- Increases Muscle Strength And Endurance
Equivalent to a one-hour strength training session, walking is excellent for improving muscular endurance and overall muscle strength. Exercise strengthens the lungs and heart and bones and joints, all of which can help increase your physical performance, especially during physical activities.
- Lowers Blood Pressure
As the body’s largest muscle group, your leg muscles are responsible for pumping blood and oxygen throughout your body. As patients age, their legs tend to weaken, which means they have a harder time pumping blood effectively throughout the body. Regular walking can help strengthen your leg muscles, so you don’t suffer from fatigue as easily.
Walking regularly has been shown to lower blood pressure throughout the body, making it an excellent exercise for those who suffer from high blood pressure and heart disease. As patients age, their risk of developing these conditions rises dramatically – just 30 minutes a day can provide all the benefits you need to help prevent these conditions in the future.
- Improves Cardiovascular Health

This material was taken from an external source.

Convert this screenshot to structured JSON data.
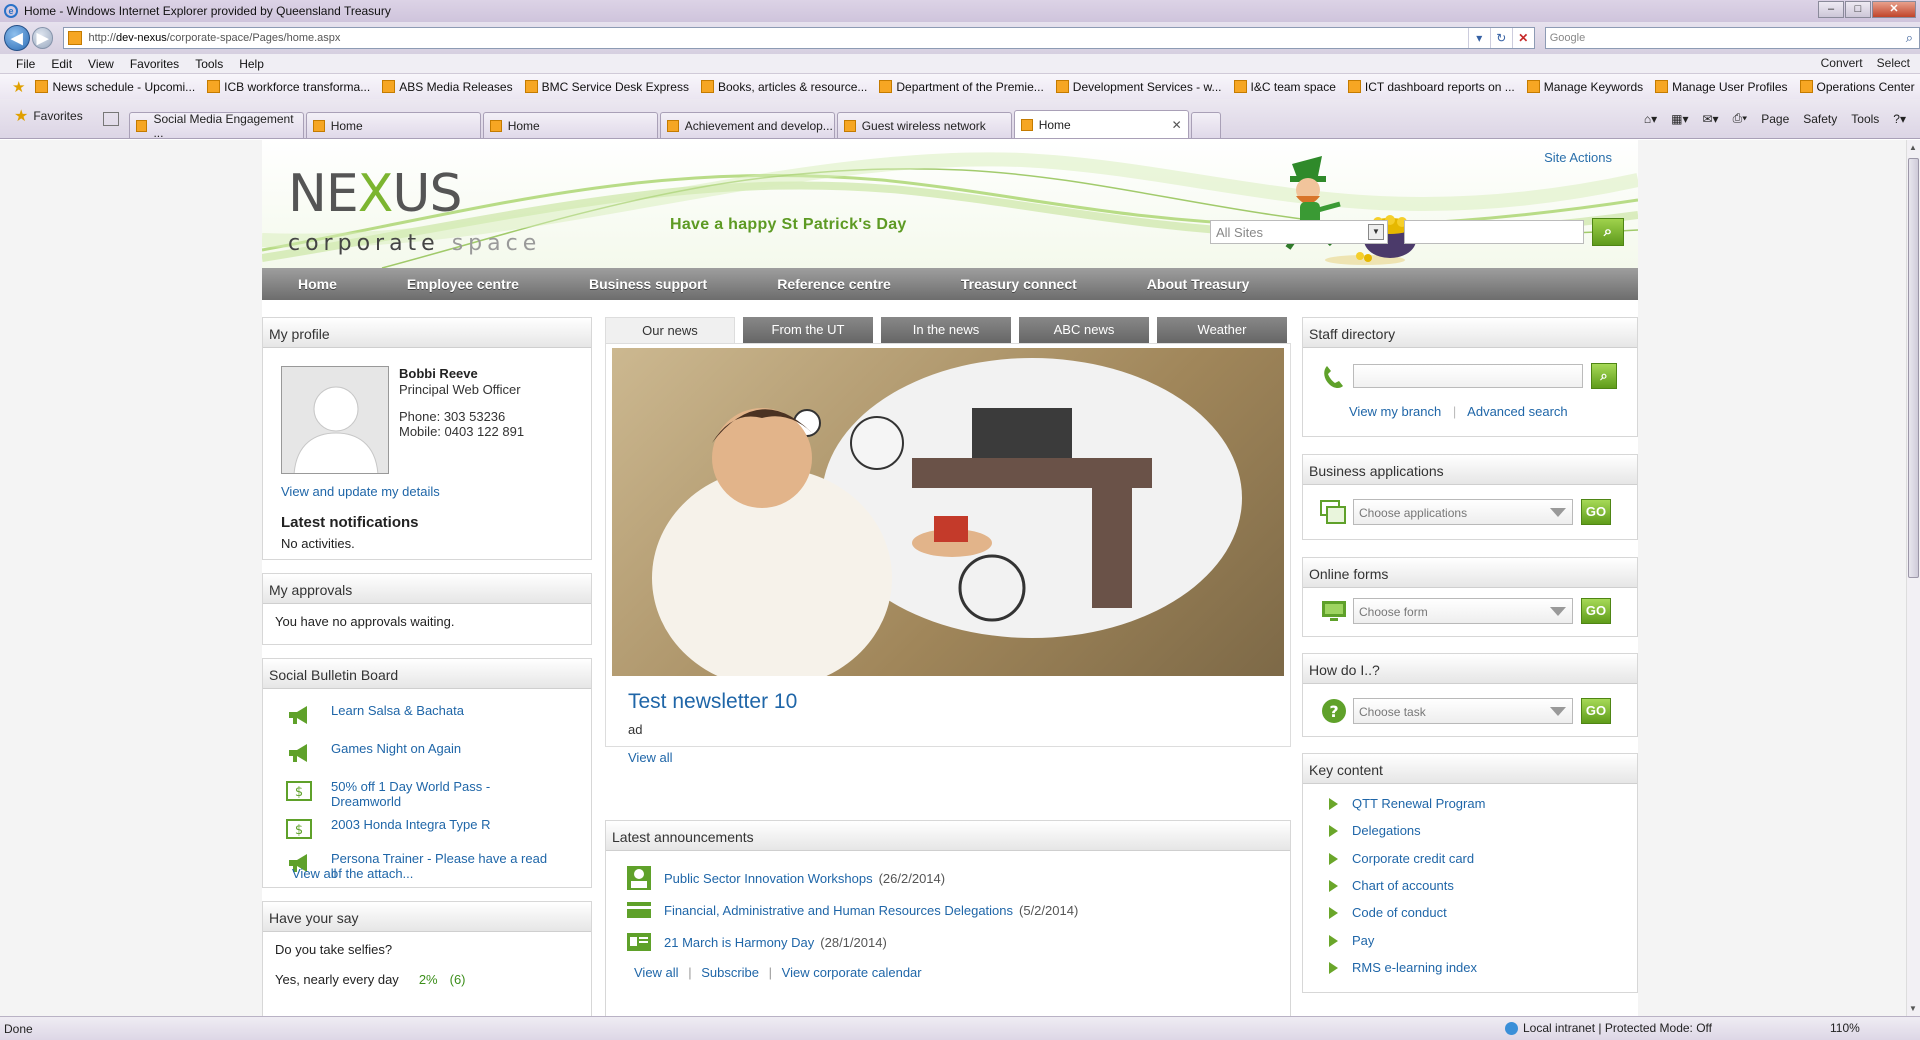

As the heart’s main muscle, leg muscles play a huge role in pumping blood and oxygen around the body. Strengthening these leg muscles using regular walking can help regulate cholesterol levels and increase your stamina and endurance throughout the day, all of which contribute to lowering your risk factors for cardiovascular diseases such as stroke and heart attack.
Walking regularly is a brilliant way to improve cardiovascular health. Keeping your heart and lungs healthy can greatly reduce the risk of developing conditions such as high blood pressure, stroke, diabetes, and even cancer.
- Burns Calories And Fat
One of the most obvious benefits of long-distance walking is that it burns a lot of calories. By simply walking for 5 hours every week, you can burn off around 800 calories – nearly half as many calories burned in a 30 minute run on a treadmill.
If you incorporate speed into your exercise session, you will build muscle mass and burn more calories. Walking uphill or on steeper terrain will also boost your cardio workout, providing you with the ultimate calorie-burning session.
The CDC reports that, in the US alone, obesity rates have hit 35% and are still growing – this hugely concerning statistic makes long-distance walking a fantastic exercise for helping to reduce weight.
So how far can you hike in a day? The simple answer is, as far as your body allows. But there is a lot more to it than that. If you are out of shape, find lighter gear or choose easier trails. And if you want to hike long-distance, get in shape and put the work in early so your body will be ready for the day when you need it most. The more you train, the better your average hiking distance becomes.
I hope this helps someone out there figure out how to prepare better and hike farther with less effort.
Have a good hike!
If you have inquiries, feel free to ask me in the comment section below.